-- Stored data follows --

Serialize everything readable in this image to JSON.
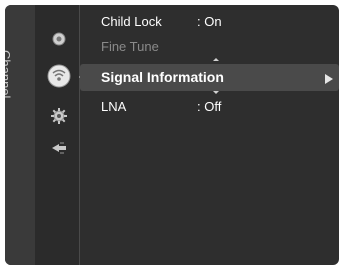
{
  "menu": {
    "category_label": "Channel",
    "items": [
      {
        "label": "Child Lock",
        "value": ": On"
      },
      {
        "label": "Fine Tune",
        "value": ""
      },
      {
        "label": "Signal Information",
        "value": ""
      },
      {
        "label": "LNA",
        "value": ": Off"
      }
    ],
    "selected_index": 2
  },
  "icons": [
    "picture-icon",
    "channel-icon",
    "setup-icon",
    "input-icon"
  ]
}
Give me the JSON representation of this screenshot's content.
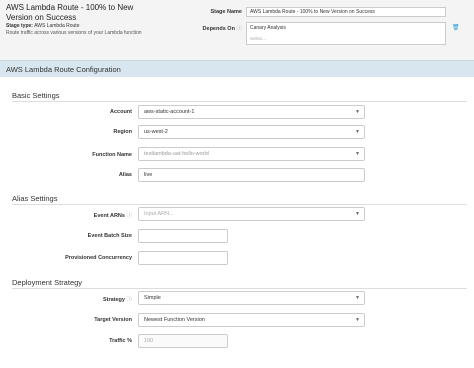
{
  "header": {
    "stage_title": "AWS Lambda Route - 100% to New Version on Success",
    "stage_type_label": "Stage type:",
    "stage_type_value": "AWS Lambda Route",
    "stage_description": "Route traffic across various versions of your Lambda function",
    "stage_name_label": "Stage Name",
    "stage_name_value": "AWS Lambda Route - 100% to New Version on Success",
    "depends_on_label": "Depends On",
    "depends_on_tag": "Canary Analysis",
    "depends_on_placeholder": "Select..."
  },
  "config": {
    "title": "AWS Lambda Route Configuration"
  },
  "basic": {
    "title": "Basic Settings",
    "account_label": "Account",
    "account_value": "aws-static-account-1",
    "region_label": "Region",
    "region_value": "us-west-2",
    "function_label": "Function Name",
    "function_value": "testlambda-uat-hello-world",
    "alias_label": "Alias",
    "alias_value": "live"
  },
  "alias": {
    "title": "Alias Settings",
    "event_arns_label": "Event ARNs",
    "event_arns_placeholder": "Input ARN...",
    "batch_size_label": "Event Batch Size",
    "batch_size_value": "",
    "concurrency_label": "Provisioned Concurrency",
    "concurrency_value": ""
  },
  "deployment": {
    "title": "Deployment Strategy",
    "strategy_label": "Strategy",
    "strategy_value": "Simple",
    "target_label": "Target Version",
    "target_value": "Newest Function Version",
    "traffic_label": "Traffic %",
    "traffic_value": "100"
  },
  "icons": {
    "help": "help-circle-icon",
    "caret": "caret-down-icon",
    "trash": "trash-icon"
  },
  "colors": {
    "accent": "#2a9fd6",
    "config_bar": "#d8e6ef",
    "header_bg": "#f4f4f4"
  }
}
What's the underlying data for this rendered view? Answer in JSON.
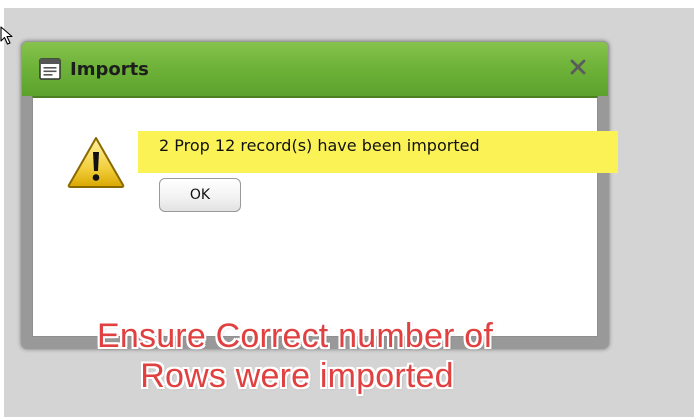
{
  "dialog": {
    "title": "Imports",
    "title_icon": "window-icon",
    "close_icon": "close-icon",
    "message": "2 Prop 12 record(s) have been imported",
    "warning_icon": "warning-icon",
    "ok_label": "OK"
  },
  "annotation": {
    "line1": "Ensure Correct number of",
    "line2": "Rows were imported"
  },
  "colors": {
    "titlebar_green": "#6fb33a",
    "highlight_yellow": "#fbf356",
    "annotation_red": "#e14040",
    "backdrop_gray": "#d4d4d4"
  },
  "icons": {
    "cursor": "mouse-pointer-icon"
  }
}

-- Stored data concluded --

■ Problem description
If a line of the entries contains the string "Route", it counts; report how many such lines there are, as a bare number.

■ Solution to this task
5